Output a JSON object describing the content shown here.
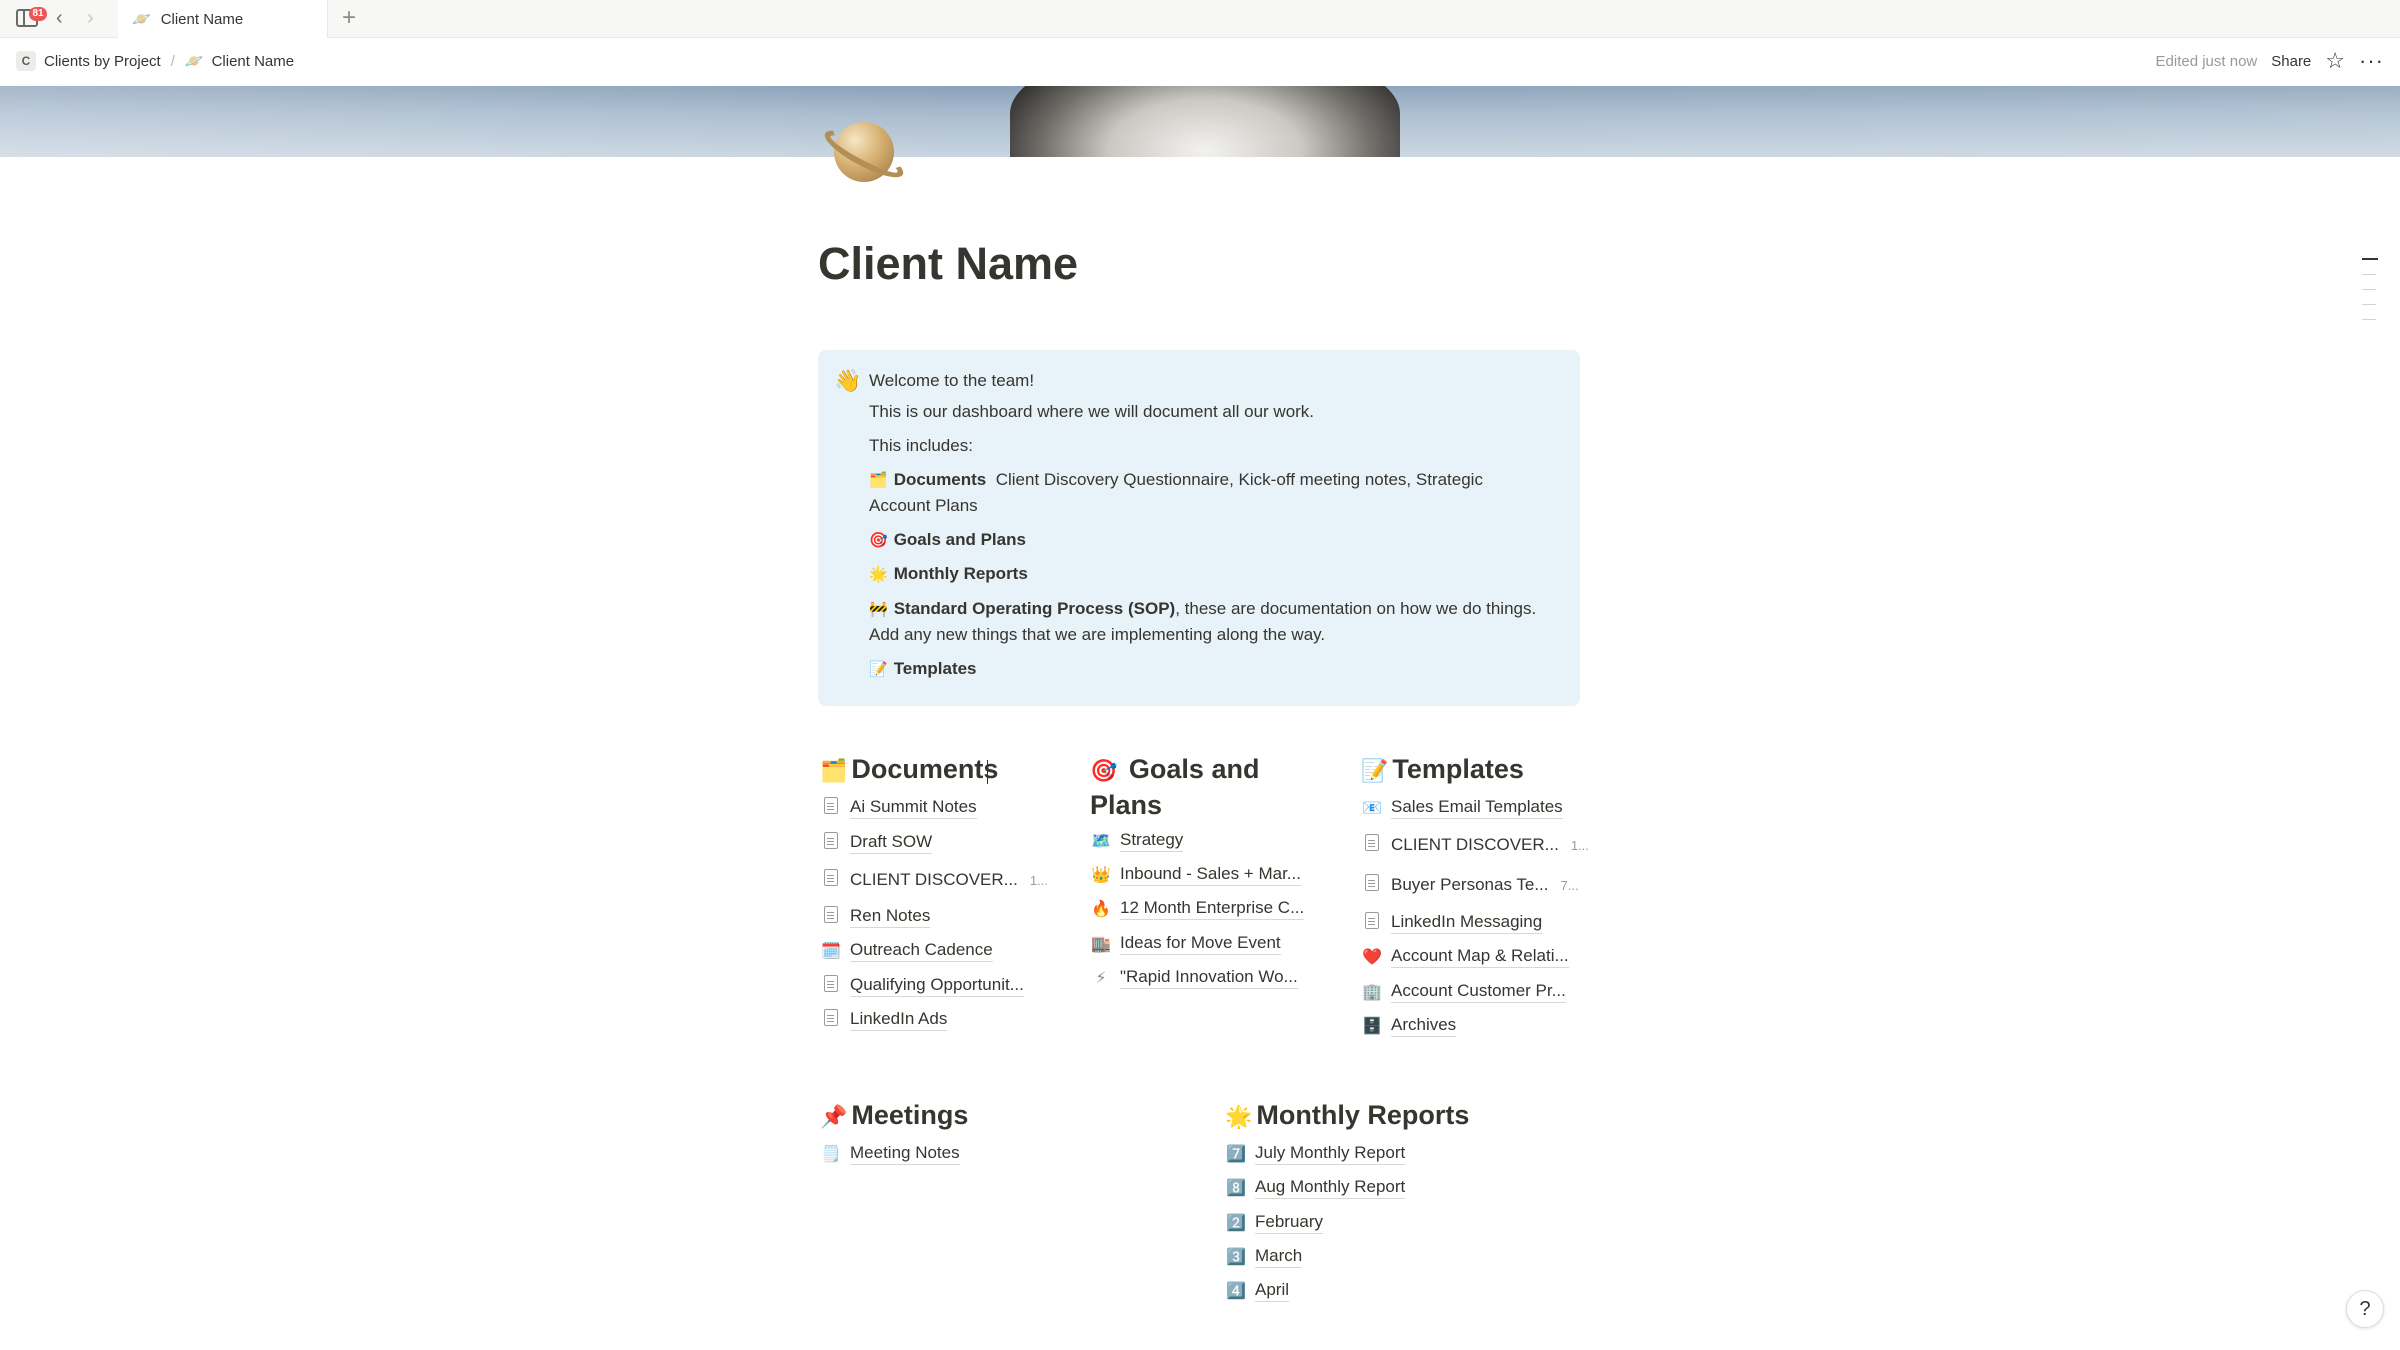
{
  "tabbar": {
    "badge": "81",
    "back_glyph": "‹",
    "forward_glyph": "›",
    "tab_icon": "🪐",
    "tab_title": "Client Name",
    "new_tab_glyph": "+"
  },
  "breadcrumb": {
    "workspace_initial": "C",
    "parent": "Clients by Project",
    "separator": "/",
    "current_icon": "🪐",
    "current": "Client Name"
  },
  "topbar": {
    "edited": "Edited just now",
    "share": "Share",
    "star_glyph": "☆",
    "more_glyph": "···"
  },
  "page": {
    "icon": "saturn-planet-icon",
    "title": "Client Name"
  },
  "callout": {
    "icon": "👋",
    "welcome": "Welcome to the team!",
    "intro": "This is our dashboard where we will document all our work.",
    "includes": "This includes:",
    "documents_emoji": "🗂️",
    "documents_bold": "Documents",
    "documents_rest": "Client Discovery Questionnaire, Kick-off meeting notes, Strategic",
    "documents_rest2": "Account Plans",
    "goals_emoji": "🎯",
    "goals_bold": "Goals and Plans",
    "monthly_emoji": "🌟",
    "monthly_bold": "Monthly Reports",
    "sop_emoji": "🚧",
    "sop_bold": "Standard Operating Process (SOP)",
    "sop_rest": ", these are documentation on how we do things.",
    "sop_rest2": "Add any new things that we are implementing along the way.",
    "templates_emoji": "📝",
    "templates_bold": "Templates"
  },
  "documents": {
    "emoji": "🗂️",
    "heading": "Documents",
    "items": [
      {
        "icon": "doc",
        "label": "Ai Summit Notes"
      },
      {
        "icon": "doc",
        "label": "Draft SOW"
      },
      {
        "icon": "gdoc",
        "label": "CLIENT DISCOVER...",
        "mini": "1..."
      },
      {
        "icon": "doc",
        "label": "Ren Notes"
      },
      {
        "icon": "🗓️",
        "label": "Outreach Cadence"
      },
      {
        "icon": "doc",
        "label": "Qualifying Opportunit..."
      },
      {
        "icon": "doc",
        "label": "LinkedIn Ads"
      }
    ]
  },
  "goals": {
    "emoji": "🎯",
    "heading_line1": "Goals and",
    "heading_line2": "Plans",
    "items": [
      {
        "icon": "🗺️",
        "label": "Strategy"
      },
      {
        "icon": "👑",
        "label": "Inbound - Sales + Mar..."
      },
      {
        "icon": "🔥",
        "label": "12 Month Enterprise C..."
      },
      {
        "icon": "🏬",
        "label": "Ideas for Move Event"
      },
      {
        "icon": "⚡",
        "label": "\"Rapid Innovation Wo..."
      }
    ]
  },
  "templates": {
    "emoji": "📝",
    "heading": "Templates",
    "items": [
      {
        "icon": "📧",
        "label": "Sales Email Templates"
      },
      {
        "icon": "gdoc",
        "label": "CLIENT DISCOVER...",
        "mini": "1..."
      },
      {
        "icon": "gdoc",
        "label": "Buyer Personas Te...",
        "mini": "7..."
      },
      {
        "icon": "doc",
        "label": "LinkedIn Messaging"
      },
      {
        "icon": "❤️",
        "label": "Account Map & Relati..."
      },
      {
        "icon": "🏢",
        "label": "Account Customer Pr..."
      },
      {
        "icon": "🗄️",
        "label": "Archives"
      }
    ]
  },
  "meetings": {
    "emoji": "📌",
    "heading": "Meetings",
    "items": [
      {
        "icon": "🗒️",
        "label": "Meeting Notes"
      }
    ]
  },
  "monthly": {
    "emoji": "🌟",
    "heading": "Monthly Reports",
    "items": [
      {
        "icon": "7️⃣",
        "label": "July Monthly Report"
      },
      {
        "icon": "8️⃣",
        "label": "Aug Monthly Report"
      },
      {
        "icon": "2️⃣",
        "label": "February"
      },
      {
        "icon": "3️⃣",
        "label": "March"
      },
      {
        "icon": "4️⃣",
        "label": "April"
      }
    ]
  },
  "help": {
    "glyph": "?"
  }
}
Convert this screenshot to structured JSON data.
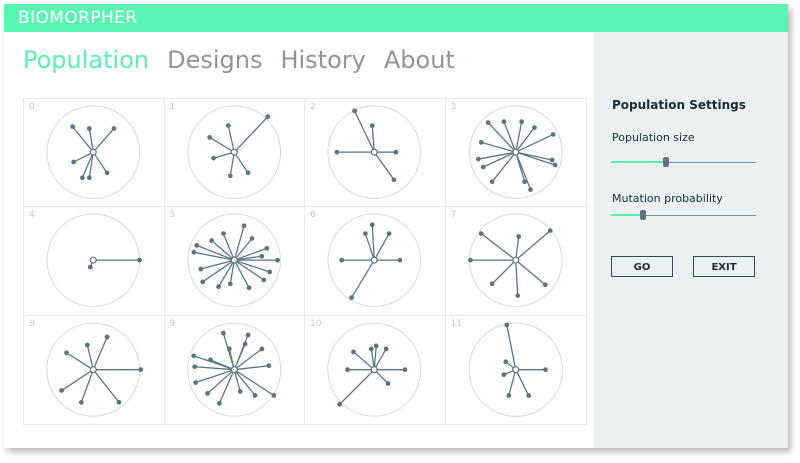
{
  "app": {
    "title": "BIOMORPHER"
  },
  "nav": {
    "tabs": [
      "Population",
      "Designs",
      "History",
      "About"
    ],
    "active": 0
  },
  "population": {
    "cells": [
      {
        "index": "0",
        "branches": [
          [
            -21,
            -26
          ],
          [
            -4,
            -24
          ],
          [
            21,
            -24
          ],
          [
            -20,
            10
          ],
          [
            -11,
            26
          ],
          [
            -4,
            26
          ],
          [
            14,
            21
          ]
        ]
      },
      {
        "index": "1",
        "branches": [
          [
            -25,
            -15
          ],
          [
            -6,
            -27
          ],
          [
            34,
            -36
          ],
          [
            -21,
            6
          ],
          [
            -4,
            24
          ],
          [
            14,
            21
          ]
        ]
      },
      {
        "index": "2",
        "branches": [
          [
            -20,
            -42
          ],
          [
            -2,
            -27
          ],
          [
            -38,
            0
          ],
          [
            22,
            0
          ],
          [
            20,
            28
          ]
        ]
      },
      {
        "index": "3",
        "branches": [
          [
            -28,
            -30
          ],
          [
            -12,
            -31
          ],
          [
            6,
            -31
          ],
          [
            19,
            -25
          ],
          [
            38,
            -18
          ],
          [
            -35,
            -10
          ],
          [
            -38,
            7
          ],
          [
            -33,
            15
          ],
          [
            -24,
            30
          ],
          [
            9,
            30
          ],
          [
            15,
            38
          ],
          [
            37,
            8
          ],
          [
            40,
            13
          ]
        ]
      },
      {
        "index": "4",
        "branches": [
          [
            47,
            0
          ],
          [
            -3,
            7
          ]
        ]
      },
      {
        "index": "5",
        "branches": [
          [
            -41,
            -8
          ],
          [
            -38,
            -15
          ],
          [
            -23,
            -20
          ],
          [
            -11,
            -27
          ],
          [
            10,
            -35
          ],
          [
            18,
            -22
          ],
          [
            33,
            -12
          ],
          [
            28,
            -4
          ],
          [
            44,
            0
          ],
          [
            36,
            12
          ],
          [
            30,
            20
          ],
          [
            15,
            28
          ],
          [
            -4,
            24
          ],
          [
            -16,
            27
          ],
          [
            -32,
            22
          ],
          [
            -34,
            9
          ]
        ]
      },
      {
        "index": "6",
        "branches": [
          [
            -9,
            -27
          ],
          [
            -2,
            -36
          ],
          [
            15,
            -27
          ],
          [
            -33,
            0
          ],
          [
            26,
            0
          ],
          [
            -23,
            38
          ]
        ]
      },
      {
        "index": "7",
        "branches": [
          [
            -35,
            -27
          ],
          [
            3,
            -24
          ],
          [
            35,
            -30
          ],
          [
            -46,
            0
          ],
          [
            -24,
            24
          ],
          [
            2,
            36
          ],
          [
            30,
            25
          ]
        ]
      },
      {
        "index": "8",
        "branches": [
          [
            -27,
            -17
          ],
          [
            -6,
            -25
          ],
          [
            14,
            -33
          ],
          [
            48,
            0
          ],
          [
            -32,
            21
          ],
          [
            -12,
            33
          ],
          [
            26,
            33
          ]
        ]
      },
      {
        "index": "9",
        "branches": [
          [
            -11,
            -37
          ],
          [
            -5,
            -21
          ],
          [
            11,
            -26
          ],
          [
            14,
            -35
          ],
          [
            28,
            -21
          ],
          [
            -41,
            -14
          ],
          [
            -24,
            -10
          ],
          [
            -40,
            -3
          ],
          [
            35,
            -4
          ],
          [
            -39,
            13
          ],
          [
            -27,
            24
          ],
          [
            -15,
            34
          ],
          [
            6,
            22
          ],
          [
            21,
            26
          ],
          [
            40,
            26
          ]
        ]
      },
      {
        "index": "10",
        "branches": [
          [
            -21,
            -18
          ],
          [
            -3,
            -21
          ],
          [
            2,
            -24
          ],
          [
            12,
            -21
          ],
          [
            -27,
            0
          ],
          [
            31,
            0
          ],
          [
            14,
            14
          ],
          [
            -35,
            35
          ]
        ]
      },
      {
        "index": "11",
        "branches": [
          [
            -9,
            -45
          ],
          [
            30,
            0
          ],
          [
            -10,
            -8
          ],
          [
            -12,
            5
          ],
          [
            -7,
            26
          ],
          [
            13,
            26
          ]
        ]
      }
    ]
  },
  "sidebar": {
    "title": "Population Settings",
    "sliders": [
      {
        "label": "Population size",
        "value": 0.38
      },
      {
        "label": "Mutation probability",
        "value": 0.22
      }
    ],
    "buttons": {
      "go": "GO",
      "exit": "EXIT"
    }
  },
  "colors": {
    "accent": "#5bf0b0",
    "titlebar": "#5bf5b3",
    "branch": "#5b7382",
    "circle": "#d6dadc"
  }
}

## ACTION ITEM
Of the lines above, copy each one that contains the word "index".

## TASK ANSWER
        "index": "0",
        "index": "1",
        "index": "2",
        "index": "3",
        "index": "4",
        "index": "5",
        "index": "6",
        "index": "7",
        "index": "8",
        "index": "9",
        "index": "10",
        "index": "11",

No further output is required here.